» TASK PROMPT
In the entries below, find the lines that contain the word "true" and copy them.

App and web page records
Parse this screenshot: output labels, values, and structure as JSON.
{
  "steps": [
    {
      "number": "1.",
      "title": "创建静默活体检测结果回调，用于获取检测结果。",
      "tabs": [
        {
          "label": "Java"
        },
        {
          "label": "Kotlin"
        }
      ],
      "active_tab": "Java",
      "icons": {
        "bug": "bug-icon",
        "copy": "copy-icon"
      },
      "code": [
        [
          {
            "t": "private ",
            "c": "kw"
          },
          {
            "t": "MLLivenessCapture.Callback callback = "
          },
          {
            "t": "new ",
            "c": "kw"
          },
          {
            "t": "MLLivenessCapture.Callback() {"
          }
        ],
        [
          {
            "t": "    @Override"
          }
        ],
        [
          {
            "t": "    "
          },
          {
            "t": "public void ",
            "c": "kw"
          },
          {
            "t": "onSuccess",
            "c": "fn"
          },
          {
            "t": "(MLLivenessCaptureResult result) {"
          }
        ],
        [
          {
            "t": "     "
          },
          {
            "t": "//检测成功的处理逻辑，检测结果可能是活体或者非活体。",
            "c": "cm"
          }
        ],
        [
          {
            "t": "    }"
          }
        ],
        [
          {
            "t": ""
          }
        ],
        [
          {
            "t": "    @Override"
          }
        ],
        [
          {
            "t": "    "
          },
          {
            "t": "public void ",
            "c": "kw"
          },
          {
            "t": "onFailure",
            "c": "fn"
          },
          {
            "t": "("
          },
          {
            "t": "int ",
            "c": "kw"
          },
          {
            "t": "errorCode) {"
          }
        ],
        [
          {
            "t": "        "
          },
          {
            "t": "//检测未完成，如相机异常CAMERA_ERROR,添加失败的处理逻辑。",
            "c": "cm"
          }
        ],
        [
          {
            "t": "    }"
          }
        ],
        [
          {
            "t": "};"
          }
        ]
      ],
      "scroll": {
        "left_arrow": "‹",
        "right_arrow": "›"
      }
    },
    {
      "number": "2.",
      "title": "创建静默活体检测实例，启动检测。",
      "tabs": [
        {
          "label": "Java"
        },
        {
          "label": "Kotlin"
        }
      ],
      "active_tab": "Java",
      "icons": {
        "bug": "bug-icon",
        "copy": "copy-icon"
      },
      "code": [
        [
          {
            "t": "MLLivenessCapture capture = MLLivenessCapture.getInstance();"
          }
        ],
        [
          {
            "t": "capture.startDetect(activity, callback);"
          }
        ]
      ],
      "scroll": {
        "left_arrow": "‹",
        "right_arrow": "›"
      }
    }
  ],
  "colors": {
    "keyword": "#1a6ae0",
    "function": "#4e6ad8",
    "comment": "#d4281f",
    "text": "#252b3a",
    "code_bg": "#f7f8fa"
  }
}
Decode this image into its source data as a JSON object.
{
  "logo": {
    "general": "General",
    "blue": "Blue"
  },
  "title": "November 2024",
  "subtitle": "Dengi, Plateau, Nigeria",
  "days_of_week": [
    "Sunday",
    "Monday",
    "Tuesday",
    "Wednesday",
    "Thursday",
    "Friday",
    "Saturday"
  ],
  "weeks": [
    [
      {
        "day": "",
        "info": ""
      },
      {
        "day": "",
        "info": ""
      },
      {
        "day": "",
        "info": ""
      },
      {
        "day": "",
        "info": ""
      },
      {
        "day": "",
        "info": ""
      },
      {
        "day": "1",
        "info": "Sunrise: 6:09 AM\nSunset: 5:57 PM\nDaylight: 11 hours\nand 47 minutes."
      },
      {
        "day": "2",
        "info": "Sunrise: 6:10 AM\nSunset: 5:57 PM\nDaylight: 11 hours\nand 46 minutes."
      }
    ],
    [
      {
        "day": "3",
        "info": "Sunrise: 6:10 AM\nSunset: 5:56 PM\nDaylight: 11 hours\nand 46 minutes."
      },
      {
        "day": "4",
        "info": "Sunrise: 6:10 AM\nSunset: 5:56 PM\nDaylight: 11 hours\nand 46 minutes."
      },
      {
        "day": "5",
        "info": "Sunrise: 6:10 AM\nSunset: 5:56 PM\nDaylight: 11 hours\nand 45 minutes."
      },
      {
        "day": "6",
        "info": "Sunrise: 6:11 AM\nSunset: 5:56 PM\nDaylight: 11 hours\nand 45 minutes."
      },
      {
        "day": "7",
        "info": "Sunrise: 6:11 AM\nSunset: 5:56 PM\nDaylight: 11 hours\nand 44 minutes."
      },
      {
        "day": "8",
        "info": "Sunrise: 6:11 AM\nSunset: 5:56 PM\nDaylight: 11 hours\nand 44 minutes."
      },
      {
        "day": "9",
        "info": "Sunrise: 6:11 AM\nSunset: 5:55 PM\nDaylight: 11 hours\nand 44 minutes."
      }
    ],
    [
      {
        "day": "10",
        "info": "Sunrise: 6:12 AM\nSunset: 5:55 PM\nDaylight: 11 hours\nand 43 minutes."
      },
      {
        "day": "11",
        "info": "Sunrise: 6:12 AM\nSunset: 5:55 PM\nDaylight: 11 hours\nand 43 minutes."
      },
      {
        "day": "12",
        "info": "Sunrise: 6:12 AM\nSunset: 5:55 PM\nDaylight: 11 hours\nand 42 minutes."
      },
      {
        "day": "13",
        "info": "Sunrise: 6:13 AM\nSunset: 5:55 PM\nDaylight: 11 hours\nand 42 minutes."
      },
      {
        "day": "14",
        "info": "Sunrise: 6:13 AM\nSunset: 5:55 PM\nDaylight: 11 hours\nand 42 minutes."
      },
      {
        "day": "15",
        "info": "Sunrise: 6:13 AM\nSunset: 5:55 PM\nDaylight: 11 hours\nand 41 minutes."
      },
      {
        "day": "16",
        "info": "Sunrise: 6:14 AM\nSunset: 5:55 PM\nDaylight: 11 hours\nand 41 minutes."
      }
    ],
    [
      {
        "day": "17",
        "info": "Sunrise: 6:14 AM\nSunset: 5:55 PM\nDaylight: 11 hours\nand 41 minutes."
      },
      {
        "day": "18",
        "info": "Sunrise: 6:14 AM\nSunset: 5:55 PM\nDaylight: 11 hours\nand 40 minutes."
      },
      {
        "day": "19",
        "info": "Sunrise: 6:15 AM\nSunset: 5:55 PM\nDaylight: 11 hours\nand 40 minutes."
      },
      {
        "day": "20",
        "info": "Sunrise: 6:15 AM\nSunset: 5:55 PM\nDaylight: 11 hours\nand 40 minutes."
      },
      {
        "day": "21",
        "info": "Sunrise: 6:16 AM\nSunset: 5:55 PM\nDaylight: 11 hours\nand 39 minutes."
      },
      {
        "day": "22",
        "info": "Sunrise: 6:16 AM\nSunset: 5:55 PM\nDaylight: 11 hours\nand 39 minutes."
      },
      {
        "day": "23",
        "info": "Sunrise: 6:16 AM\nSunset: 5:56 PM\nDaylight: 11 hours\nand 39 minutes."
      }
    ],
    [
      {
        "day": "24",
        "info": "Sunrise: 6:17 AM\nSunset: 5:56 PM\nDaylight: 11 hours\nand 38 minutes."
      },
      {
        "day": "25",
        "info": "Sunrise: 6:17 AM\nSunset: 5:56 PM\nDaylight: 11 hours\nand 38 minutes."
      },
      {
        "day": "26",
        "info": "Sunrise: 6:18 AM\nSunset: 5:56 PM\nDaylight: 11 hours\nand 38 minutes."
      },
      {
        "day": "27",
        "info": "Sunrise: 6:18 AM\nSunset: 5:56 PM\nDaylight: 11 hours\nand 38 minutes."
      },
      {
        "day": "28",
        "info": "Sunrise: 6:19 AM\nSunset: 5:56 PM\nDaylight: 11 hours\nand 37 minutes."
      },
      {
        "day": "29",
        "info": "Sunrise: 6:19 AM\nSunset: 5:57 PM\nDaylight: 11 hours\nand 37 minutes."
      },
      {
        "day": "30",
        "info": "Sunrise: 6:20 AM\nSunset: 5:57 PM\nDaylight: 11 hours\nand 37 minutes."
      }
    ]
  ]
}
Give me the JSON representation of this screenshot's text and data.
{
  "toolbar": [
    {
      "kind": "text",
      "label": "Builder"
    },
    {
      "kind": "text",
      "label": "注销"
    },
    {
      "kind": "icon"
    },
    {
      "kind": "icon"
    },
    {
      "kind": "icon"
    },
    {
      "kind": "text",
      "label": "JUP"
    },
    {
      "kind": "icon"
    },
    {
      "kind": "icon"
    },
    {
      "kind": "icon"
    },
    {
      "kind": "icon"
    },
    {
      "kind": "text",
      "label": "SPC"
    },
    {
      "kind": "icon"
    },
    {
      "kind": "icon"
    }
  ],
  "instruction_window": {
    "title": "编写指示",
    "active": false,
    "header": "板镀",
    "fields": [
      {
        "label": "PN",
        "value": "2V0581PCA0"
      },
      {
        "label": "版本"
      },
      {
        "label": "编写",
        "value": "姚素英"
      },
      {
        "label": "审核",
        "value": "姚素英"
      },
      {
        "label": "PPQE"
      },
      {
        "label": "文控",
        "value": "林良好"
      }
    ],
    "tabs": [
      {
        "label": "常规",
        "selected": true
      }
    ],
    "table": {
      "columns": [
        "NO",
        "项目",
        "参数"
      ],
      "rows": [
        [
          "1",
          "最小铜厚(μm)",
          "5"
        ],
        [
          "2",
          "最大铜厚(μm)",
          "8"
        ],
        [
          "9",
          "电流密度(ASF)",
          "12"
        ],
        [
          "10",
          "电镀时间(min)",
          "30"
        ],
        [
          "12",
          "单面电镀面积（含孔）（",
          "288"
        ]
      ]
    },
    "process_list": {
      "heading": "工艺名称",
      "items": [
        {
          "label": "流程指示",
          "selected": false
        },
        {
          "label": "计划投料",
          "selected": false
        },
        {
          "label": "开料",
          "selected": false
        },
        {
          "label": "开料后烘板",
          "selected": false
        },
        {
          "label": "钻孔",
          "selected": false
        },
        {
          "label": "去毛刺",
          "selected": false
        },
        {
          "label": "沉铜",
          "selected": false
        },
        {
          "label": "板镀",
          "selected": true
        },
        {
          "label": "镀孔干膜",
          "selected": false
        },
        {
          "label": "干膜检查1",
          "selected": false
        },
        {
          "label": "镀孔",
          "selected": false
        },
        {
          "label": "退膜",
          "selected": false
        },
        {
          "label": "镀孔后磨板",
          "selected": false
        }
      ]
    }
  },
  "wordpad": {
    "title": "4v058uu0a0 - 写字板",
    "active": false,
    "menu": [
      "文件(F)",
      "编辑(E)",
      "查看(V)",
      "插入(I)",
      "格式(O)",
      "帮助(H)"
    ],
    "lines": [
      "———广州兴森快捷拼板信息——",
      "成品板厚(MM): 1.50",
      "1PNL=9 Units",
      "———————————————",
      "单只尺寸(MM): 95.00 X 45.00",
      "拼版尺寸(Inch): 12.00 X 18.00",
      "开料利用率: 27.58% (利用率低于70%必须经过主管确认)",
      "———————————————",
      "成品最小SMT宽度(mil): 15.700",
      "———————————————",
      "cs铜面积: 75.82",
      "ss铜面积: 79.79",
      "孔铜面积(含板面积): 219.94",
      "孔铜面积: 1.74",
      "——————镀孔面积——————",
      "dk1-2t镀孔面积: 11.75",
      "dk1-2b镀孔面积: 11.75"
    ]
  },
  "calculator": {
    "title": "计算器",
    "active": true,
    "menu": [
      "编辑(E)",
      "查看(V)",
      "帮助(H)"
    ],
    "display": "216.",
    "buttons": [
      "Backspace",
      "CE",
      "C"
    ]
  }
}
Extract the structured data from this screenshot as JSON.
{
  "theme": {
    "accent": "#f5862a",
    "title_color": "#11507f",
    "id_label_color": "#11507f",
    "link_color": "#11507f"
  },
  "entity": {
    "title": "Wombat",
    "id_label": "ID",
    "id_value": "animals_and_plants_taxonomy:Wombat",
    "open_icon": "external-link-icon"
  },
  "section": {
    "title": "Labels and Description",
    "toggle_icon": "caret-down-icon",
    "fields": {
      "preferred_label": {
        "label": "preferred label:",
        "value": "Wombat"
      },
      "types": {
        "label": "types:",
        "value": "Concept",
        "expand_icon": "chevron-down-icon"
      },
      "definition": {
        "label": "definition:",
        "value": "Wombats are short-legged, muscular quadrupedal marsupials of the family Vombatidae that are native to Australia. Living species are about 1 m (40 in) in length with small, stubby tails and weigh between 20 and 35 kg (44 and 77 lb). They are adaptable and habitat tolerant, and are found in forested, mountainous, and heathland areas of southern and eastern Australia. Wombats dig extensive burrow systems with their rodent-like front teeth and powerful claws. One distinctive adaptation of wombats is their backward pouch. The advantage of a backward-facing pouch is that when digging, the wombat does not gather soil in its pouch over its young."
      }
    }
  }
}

» WRITTEN SOLUTION
        "selected": true
          "selected": true
    "active": true,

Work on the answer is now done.